Inspired by the #ToyLikeMe campaign on Facebook and Twitter, British toy maker Makies started manufacturing 3D-printed dolls with walking aids, hearing aids, birthmarks, and small guide dogs.

“We put a bunch of things on hold and jumped into designing toy hearing aids, toy walking aids, working out how to do facial birthmarks,” Makies said on its website.

The company is currently working on a wheelchair version and looking to create face characteristics for the dolls which are retailed at £69—just a little over $85.

More than 770,000 children under the age of 16 have disabilities in the UK, which means one in 20 children has some disability, according to the Disabled Living Foundation.

Inculcating Empathy
Research conducted by social psychologist of Goldsmith University of London, Sian Jones, shows that all kids can benefit from playing with toys that represent disabilities as it heightens their level of empathy.

Psychologists believe that children should play with toys that don’t encourage stereotypes about what defines beauty.  Toys have profound effect on their careers and their confidence.
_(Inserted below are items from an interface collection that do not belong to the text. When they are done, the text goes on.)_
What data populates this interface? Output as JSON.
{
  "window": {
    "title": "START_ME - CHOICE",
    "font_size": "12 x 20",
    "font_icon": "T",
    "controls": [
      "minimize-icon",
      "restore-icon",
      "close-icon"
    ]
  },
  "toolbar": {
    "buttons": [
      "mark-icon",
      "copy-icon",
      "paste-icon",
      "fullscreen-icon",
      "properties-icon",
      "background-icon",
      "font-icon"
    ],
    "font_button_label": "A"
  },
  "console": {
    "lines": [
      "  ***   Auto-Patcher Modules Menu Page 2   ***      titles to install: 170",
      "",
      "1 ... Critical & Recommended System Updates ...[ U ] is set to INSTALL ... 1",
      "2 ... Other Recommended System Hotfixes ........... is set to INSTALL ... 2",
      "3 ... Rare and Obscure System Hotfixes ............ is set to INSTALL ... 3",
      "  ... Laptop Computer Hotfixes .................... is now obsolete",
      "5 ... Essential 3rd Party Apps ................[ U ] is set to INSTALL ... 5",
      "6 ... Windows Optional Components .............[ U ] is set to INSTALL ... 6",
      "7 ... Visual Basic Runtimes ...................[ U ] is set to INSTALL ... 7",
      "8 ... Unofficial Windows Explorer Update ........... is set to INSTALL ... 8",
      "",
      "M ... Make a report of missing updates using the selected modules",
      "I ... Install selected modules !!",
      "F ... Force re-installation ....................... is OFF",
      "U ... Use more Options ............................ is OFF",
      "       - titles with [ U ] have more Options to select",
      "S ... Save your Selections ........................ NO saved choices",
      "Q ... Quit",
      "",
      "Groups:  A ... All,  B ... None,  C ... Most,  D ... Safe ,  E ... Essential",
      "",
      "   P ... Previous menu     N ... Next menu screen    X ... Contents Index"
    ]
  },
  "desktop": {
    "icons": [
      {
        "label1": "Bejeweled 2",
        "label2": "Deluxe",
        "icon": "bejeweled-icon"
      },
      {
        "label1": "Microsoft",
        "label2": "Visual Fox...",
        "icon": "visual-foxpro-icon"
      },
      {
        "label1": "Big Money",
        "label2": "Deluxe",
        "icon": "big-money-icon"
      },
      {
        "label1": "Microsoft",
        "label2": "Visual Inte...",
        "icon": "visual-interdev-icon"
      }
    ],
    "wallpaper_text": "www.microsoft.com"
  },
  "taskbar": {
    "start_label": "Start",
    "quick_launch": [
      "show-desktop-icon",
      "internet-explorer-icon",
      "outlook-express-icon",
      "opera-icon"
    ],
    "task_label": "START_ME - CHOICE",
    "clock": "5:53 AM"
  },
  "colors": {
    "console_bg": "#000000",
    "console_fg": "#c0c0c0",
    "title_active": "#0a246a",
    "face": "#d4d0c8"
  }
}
Finding Nemo and Finding Dory, both classic Pixar movies, are a good source of inspiration all the kids.

“Kids need to see themselves in the toys and objects they interact with,” said sociologist and lecturer at California State University Sacramento in California, Elizabeth Sweet